Chad Hutchinson, an assistant professor with the University of Florida’s Institute of Food and Agricultural Sciences, displays a new low-carb potato that will available to consumers in January 2005.
(AP photo by Thomas Wright/ University of Florida/IFAS)
Potatoes may be on the no-no list for high-protein diets, but a University of Florida researcher says a new low-carb potato will help win back die-hard carbohydrate counters.
"Consumers are going to love the flavor and appearance of this potato and the fact that it has 30 percent fewer carbohydrates compared to a standard Russet baking potato," said Chad Hutchinson, an assistant professor of horticulture with UF’s Institute of Food and Agricultural Sciences.
"The potato doesn’t look or taste like anything that’s now on the market, and it’s not a genetically engineered crop," Hutchinson said. "When it comes to beautiful potatoes, this one is a real winner for growers and consumers."
Chad Hutchinson | University of Florida
New technique reveals details of forest fire recovery
17.05.2018 | DOE/Brookhaven National Laboratory
Mixed forests: ecologically and economically superior
09.05.2018 | Technische Universität München
So-called quantum many-body scars allow quantum systems to stay out of equilibrium much longer, explaining experiment | Study published in Nature Physics
Recently, researchers from Harvard and MIT succeeded in trapping a record 53 atoms and individually controlling their quantum state, realizing what is called a...

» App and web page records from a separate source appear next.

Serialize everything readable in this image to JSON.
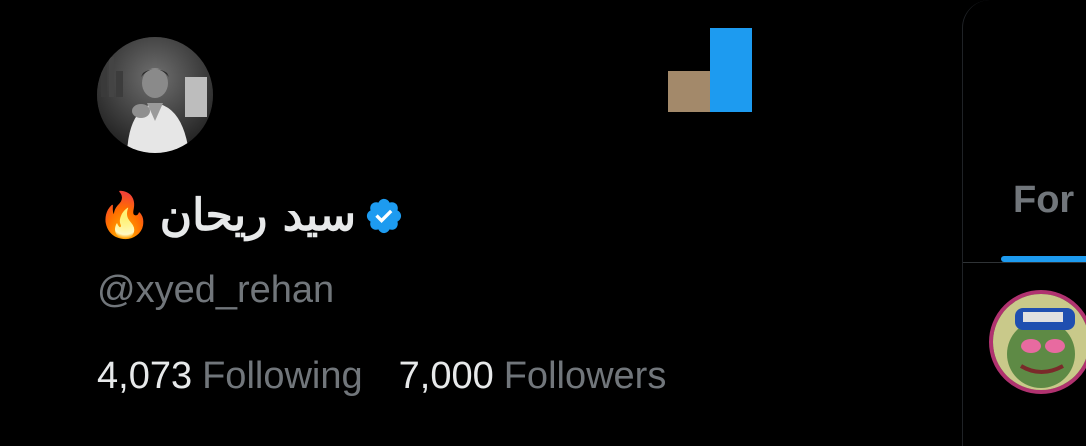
{
  "profile": {
    "display_name": "سيد ريحان",
    "name_emoji": "🔥",
    "handle": "@xyed_rehan",
    "following_count": "4,073",
    "following_label": "Following",
    "followers_count": "7,000",
    "followers_label": "Followers",
    "verified": true
  },
  "main": {
    "tabs": [
      {
        "label": "For"
      }
    ]
  },
  "colors": {
    "background": "#000000",
    "primary_text": "#e7e9ea",
    "secondary_text": "#71767b",
    "accent": "#1d9bf0",
    "logo_tan": "#a3896a",
    "post_avatar_ring": "#b0326f"
  },
  "icons": {
    "verified": "verified-badge-icon",
    "emoji": "fire-emoji-icon"
  }
}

The historic first detection of gravitational waves from colliding black holes far outside our galaxy opened a new window to understanding the universe. A...
A team led by Austrian experimental physicist Rainer Blatt has succeeded in characterizing the quantum entanglement of two spatially separated atoms by observing their light emission. This fundamental demonstration could lead to the development of highly sensitive optical gradiometers for the precise measurement of the gravitational field or the earth's magnetic field.
The age of quantum technology has long been heralded. Decades of research into the quantum world have led to the development of methods that make it possible...
Cardiovascular tissue engineering aims to treat heart disease with prostheses that grow and regenerate. Now, researchers from the University of Zurich, the Technical University Eindhoven and the Charité Berlin have successfully implanted regenerative heart valves, designed with the aid of computer simulations, into sheep for the first time.
Producing living tissue or organs based on human cells is one of the main research fields in regenerative medicine. Tissue engineering, which involves growing...
A team of scientists of the Max Planck Institute for the Structure and Dynamics of Matter (MPSD) at the Center for Free-Electron Laser Science in Hamburg investigated optically-induced superconductivity in the alkali-doped fulleride K3C60under high external pressures. This study allowed, on one hand, to uniquely assess the nature of the transient state as a superconducting phase. In addition, it unveiled the possibility to induce superconductivity in K3C60 at temperatures far above the -170 degrees Celsius hypothesized previously, and rather all the way to room temperature. The paper by Cantaluppi et al has been published in Nature Physics.
Unlike ordinary metals, superconductors have the unique capability of transporting electrical currents without any loss. Nowadays, their technological...
02.05.2018 | Event News
13.04.2018 | Event News
12.04.2018 | Event News
18.05.2018 | Power and Electrical Engineering
18.05.2018 | Information Technology
18.05.2018 | Information Technology